Emirates buying part of Qatar Airways? Yeah, no. – Photo: Bernie Leighton | AirlineReporter
I spend a lot of time on this place called the Internet. You’ve probably heard of it. I will admit that I dwell within the fringes and depths of it to find interesting aviation rumors and innuendo. Sometimes, however, they are so comical it just takes a look at Twitter to find some comedy gold. My friend Ben over at One Mile at a Time (you’ve heard of him)… well, he posted a summary of an article that he found on a paragon of virtue called Zerohedge saying that rumors were flying that Emirates sought a majority or, at least, a large stake in their rival down the track in Doha.
Qatar Airways has friends outside the gulf. What would they stand to gain? – Photo: Bernie Leighton | AirlineReporter
Now that you’ve stopped laughing the first time, let me just say that again. There are rumors that Emirates wants to purchase a large stake in Qatar Airways.
Let me put this in big bold letters so that I can give you a summary: EMIRATES WILL NEVER PURCHASE A LARGE STAKE IN QATAR AIRWAYS!!!!

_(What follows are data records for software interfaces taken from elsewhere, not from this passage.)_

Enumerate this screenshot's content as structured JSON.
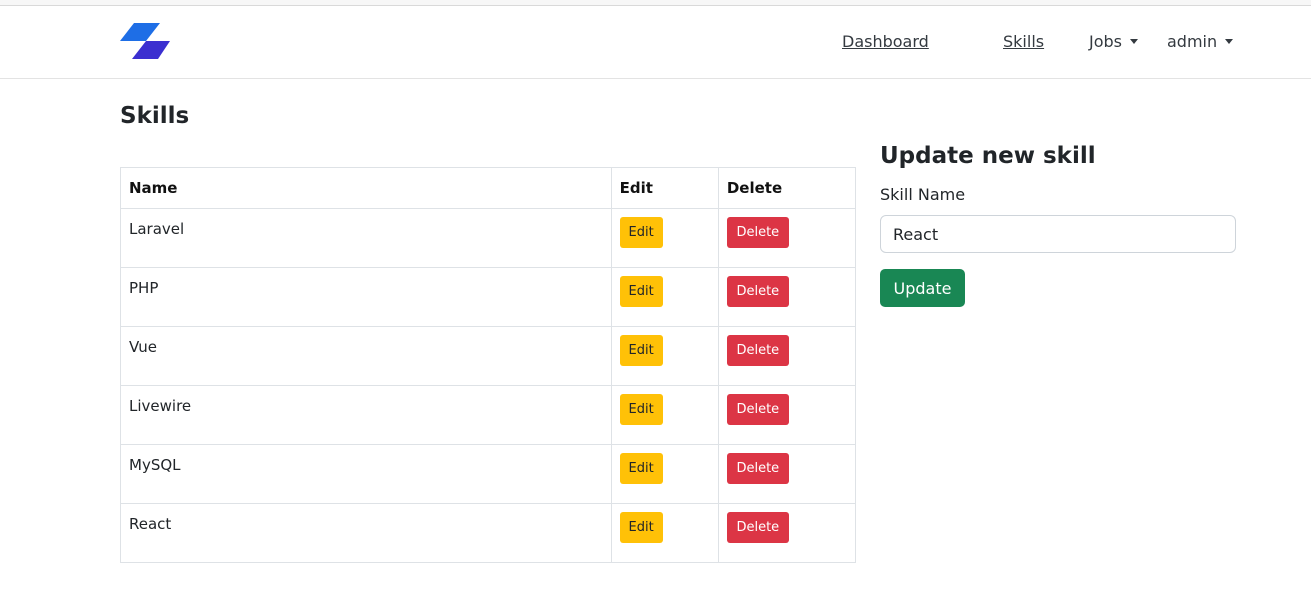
{
  "nav": {
    "logo_icon": "parallelogram-logo-icon",
    "items": [
      "Dashboard",
      "Skills"
    ],
    "jobs_label": "Jobs",
    "user_label": "admin"
  },
  "page": {
    "title": "Skills"
  },
  "table": {
    "headers": [
      "Name",
      "Edit",
      "Delete"
    ],
    "rows": [
      {
        "name": "Laravel",
        "edit": "Edit",
        "delete": "Delete"
      },
      {
        "name": "PHP",
        "edit": "Edit",
        "delete": "Delete"
      },
      {
        "name": "Vue",
        "edit": "Edit",
        "delete": "Delete"
      },
      {
        "name": "Livewire",
        "edit": "Edit",
        "delete": "Delete"
      },
      {
        "name": "MySQL",
        "edit": "Edit",
        "delete": "Delete"
      },
      {
        "name": "React",
        "edit": "Edit",
        "delete": "Delete"
      }
    ]
  },
  "form": {
    "title": "Update new skill",
    "label": "Skill Name",
    "value": "React",
    "submit_label": "Update"
  },
  "colors": {
    "logo_primary": "#1e6ee6",
    "logo_secondary": "#3b2fd0",
    "edit": "#ffc107",
    "delete": "#dc3545",
    "update": "#198754"
  }
}
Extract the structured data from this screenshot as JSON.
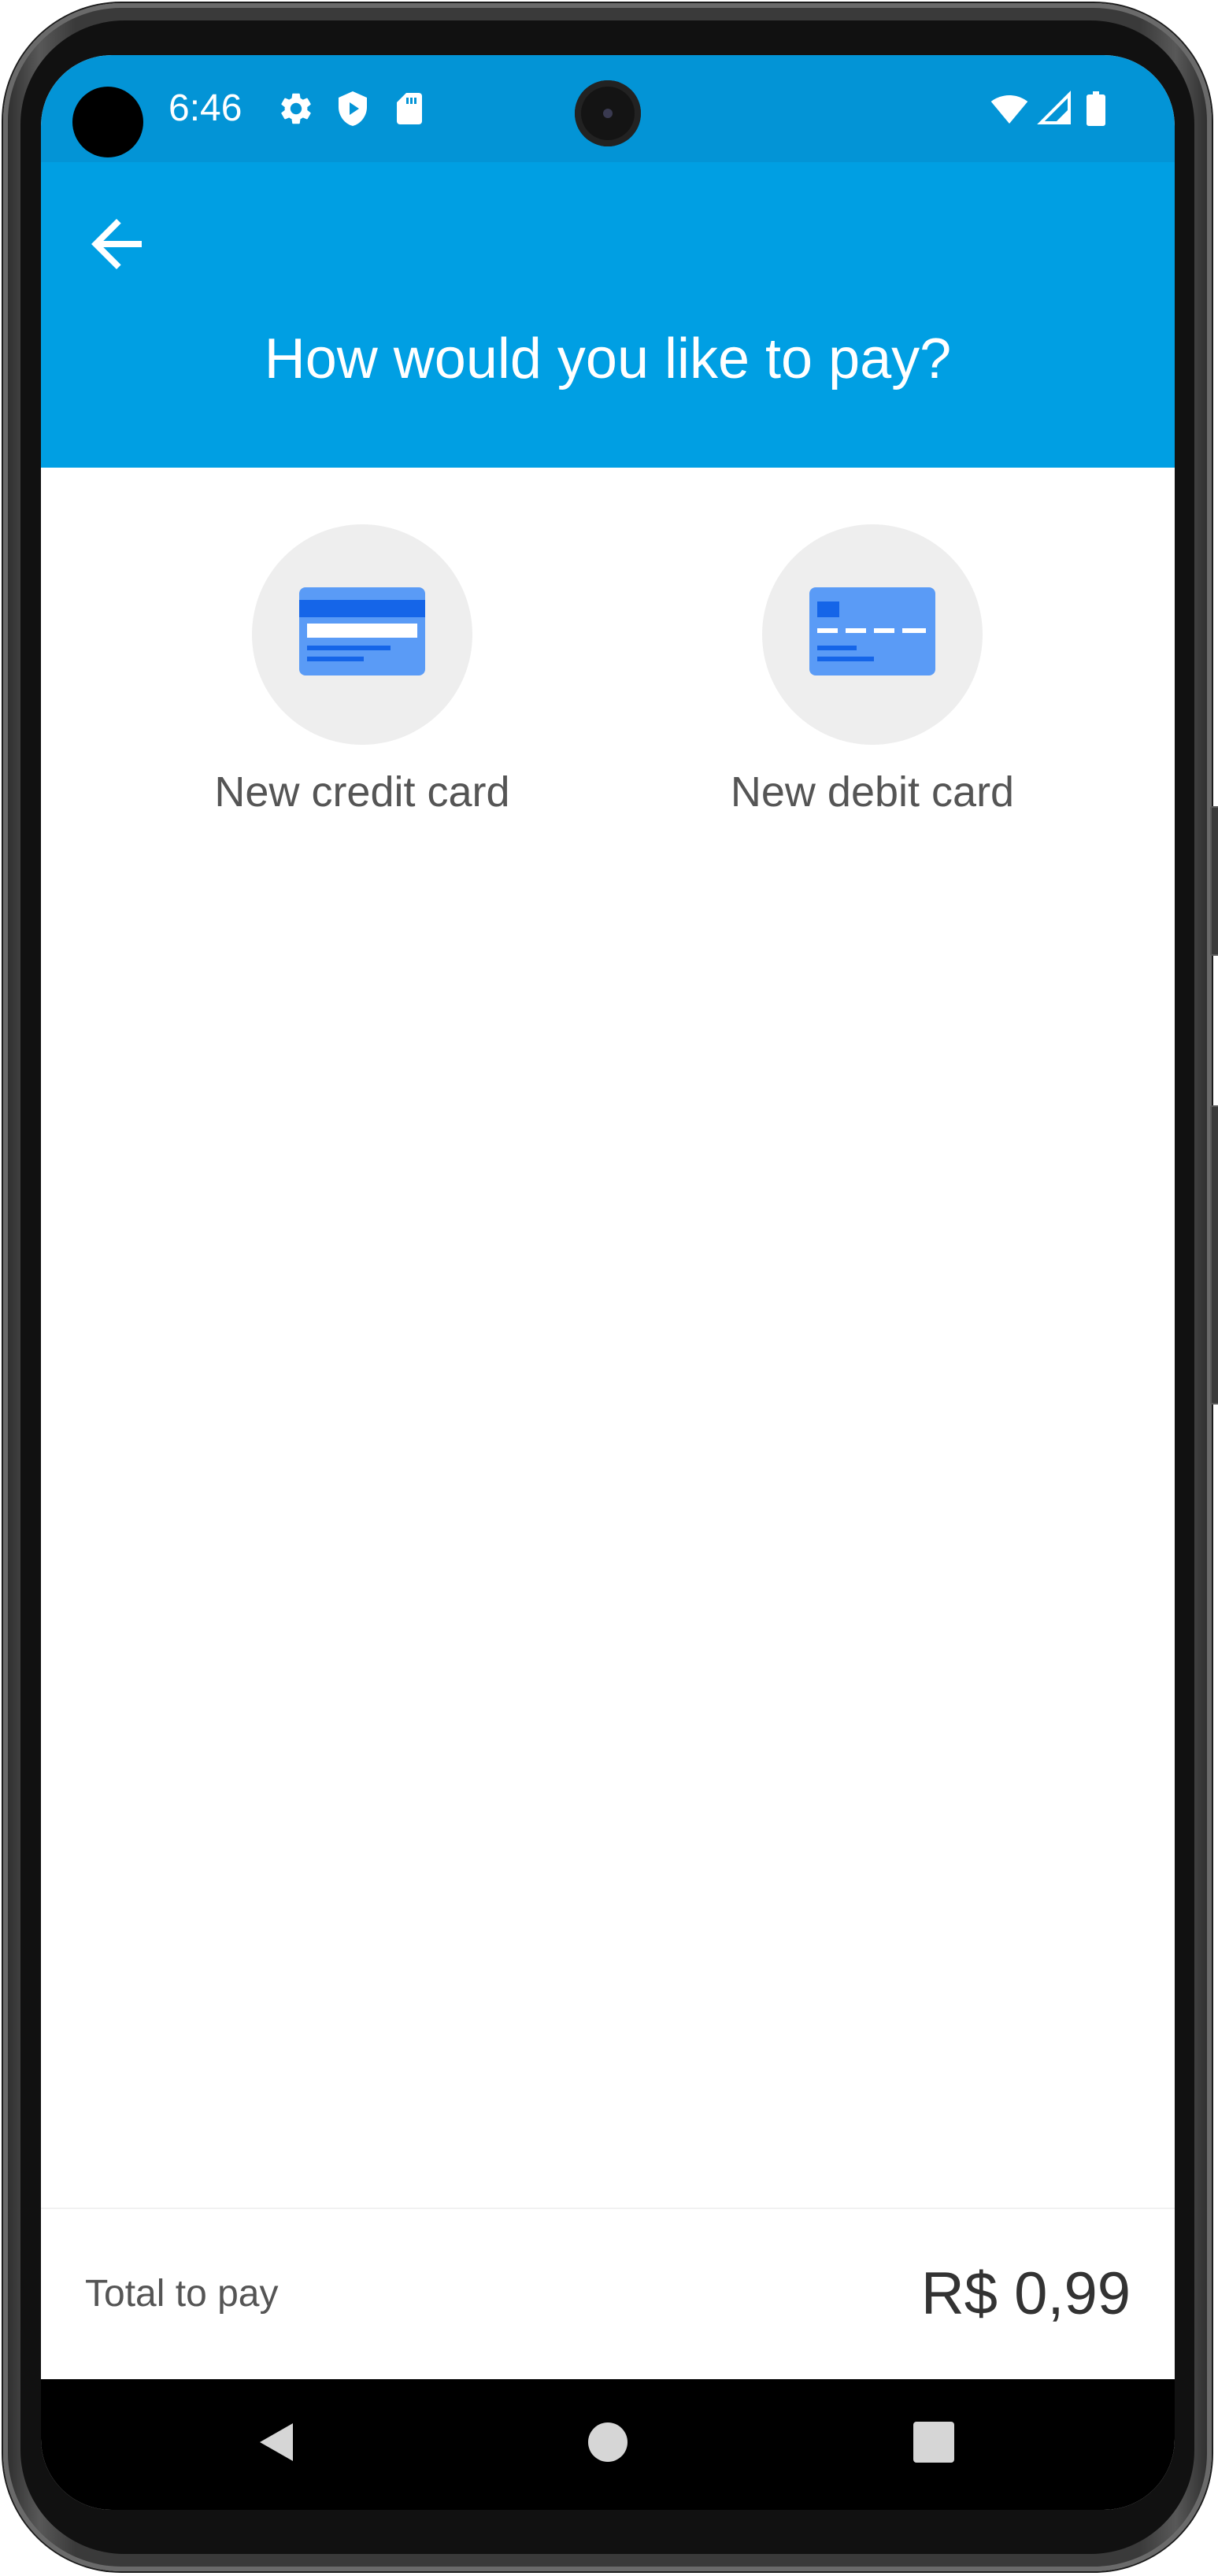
{
  "status_bar": {
    "time": "6:46",
    "icons_left": [
      "gear-icon",
      "shield-play-icon",
      "sd-card-icon"
    ],
    "icons_right": [
      "wifi-icon",
      "signal-icon",
      "battery-icon"
    ]
  },
  "header": {
    "back_icon": "arrow-left-icon",
    "title": "How would you like to pay?",
    "background_color": "#009fe3"
  },
  "payment_options": [
    {
      "label": "New credit card",
      "icon": "credit-card-icon"
    },
    {
      "label": "New debit card",
      "icon": "debit-card-icon"
    }
  ],
  "footer": {
    "total_label": "Total to pay",
    "total_value": "R$ 0,99"
  },
  "navigation": {
    "buttons": [
      "back-triangle-icon",
      "home-circle-icon",
      "recents-square-icon"
    ]
  },
  "colors": {
    "status_bar": "#0394d6",
    "app_bar": "#009fe3",
    "card_blue": "#5a9bf6",
    "card_dark_blue": "#1565e8"
  }
}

Well, why not? I’m so glad you asked.
During the recent ITB exhibition in Berlin, Emirates revealed its new Boeing 777 business class product – Photo: Jacob Pfleger | AirlineReporter
During the recent ITB travel exhibition in Berlin, Emirates revealed its new business class seat which will become standard on all Boeing 777-300ER aircraft delivered from November 2016. This includes the future Boeing 777X, when it eventually enters into service. I was fortunate enough to take a look at this new business class seat from Emirates and develop an opinion on it.

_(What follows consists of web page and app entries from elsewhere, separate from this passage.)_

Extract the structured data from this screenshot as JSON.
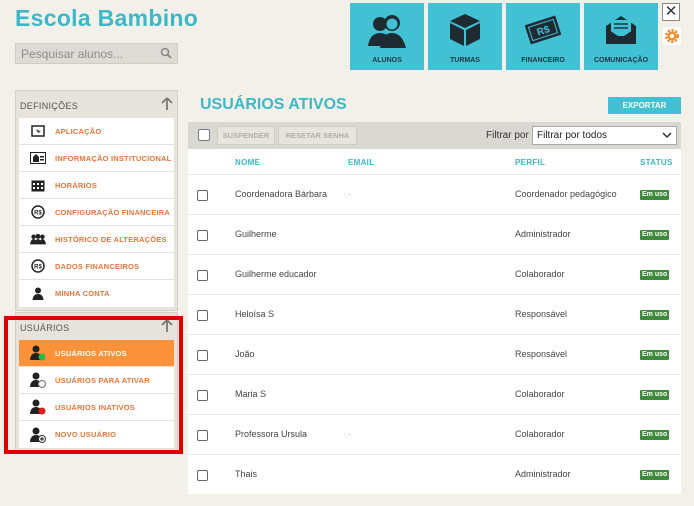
{
  "app": {
    "title": "Escola Bambino"
  },
  "search": {
    "placeholder": "Pesquisar alunos..."
  },
  "tiles": [
    {
      "label": "ALUNOS",
      "icon": "students-icon"
    },
    {
      "label": "TURMAS",
      "icon": "box-icon"
    },
    {
      "label": "FINANCEIRO",
      "icon": "money-icon"
    },
    {
      "label": "COMUNICAÇÃO",
      "icon": "envelope-icon"
    }
  ],
  "definicoes": {
    "heading": "DEFINIÇÕES",
    "items": [
      {
        "label": "APLICAÇÃO",
        "icon": "app-icon"
      },
      {
        "label": "INFORMAÇÃO INSTITUCIONAL",
        "icon": "institution-icon"
      },
      {
        "label": "HORÁRIOS",
        "icon": "calendar-icon"
      },
      {
        "label": "CONFIGURAÇÃO FINANCEIRA",
        "icon": "money-circle-icon"
      },
      {
        "label": "HISTÓRICO DE ALTERAÇÕES",
        "icon": "people-icon"
      },
      {
        "label": "DADOS FINANCEIROS",
        "icon": "money-circle-icon"
      },
      {
        "label": "MINHA CONTA",
        "icon": "user-icon"
      }
    ]
  },
  "usuarios": {
    "heading": "USUÁRIOS",
    "items": [
      {
        "label": "USUÁRIOS ATIVOS",
        "icon": "user-active-icon",
        "active": true
      },
      {
        "label": "USUÁRIOS PARA ATIVAR",
        "icon": "user-pending-icon",
        "active": false
      },
      {
        "label": "USUÁRIOS INATIVOS",
        "icon": "user-inactive-icon",
        "active": false
      },
      {
        "label": "NOVO USUÁRIO",
        "icon": "user-add-icon",
        "active": false
      }
    ]
  },
  "main": {
    "title": "USUÁRIOS ATIVOS",
    "export_label": "EXPORTAR",
    "suspend_label": "SUSPENDER",
    "reset_label": "RESETAR SENHA",
    "filter_label": "Filtrar por",
    "filter_value": "Filtrar por todos",
    "columns": {
      "name": "NOME",
      "email": "EMAIL",
      "profile": "PERFIL",
      "status": "STATUS"
    },
    "rows": [
      {
        "name": "Coordenadora Bárbara",
        "email": "·",
        "profile": "Coordenador pedagógico",
        "status": "Em uso"
      },
      {
        "name": "Guilherme",
        "email": "",
        "profile": "Administrador",
        "status": "Em uso"
      },
      {
        "name": "Guilherme educador",
        "email": "",
        "profile": "Colaborador",
        "status": "Em uso"
      },
      {
        "name": "Heloísa S",
        "email": "",
        "profile": "Responsável",
        "status": "Em uso"
      },
      {
        "name": "João",
        "email": "",
        "profile": "Responsável",
        "status": "Em uso"
      },
      {
        "name": "Maria S",
        "email": "",
        "profile": "Colaborador",
        "status": "Em uso"
      },
      {
        "name": "Professora Ursula",
        "email": "·",
        "profile": "Colaborador",
        "status": "Em uso"
      },
      {
        "name": "Thais",
        "email": "",
        "profile": "Administrador",
        "status": "Em uso"
      }
    ]
  },
  "colors": {
    "accent": "#42c1d4",
    "title": "#3cb8c8",
    "active_item": "#fb923a",
    "status_badge": "#3d8c3d",
    "highlight_frame": "#e10000"
  }
}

As predicted, Emirates has chosen to maintain its 2-3-2 layout with the new business class – Photo: Jacob Pfleger | AirlineReporter
Prior to the official reveal of the new seat, there was much talk in the industry about this new product for the 777. While Emirates remained reasonably tight-lipped, it did reveal that the new product would remain in the existing 2-3-2 layout. My initial impression of the seat was that, despite being on the slightly narrow side, the legroom is vastly increased, as is the size of the IFE screen, which is one of the biggest I have seen in business class.
AvGeeks in Action – Photo: Jacob Pfleger | AirlineReporter
The 1st of July, 2015, marked the fifth anniversary of Emirates services to Prague. To celebrate this achievement, Emirates substituted an Airbus A380 on the Dubai to Prague route, which is normally served by a Boeing 777-300ER. I was fortunate enough to receive an invitation to the event. The occasion was celebrated in true Emirates fashion, with a large PR event and cocktail reception, as well as an aircraft tour and an opportunity to photograph the arrival from the tarmac; an opportunity any AvGeek among us will gladly partake in.
This was the fourth visit so far of an Airbus A380 at Prague. The first was a Lufthansa A380, followed by Emirates (for a medical diversion) and Korean Air (check out that story here). Unlike the previous events, there was much marketing and social media hype about the Emirates A380 – I guess this can be attributed to the strength of the Emirates brand image within the Czech Republic. On the day of the event, for those not fortunate enough to have access to the media/VIP event, Emirates handed out free hats and various other promotional items to all who came to view this spectacular aircraft, no matter what side of the fence they were on. Well done, EK!
An Emirates 777-31H/ER sits in a delivery stall at the Boeing Paine Field – Photo – Bernie Leighton | AirlineReporter
It’s that time again. Time for me to give you some of my personal thoughts on a topic. Some might call it a rant.
You know the time when an American aviation lobby group decides that there’s just too much competition in the world? Not only is it the “Big Three” themselves, but also an aviation lobbying group backed by them. Combined, these companies and interest groups can bring a lot more lobbying firepower to the table.
Their argument, as is everyone’s against someone who does business differently than them, is the old fallacy of “if their costs are lower than ours, it must be the result of either unfair trade practices or shady accounting.”
This time, the argument is about how Gulf airlines Emirates, Etihad, and Qatar Airways may have received launch subsidies. Indeed, the argument goes further and states that they are continuing to receive subsidies to fuel their current expansion and operation.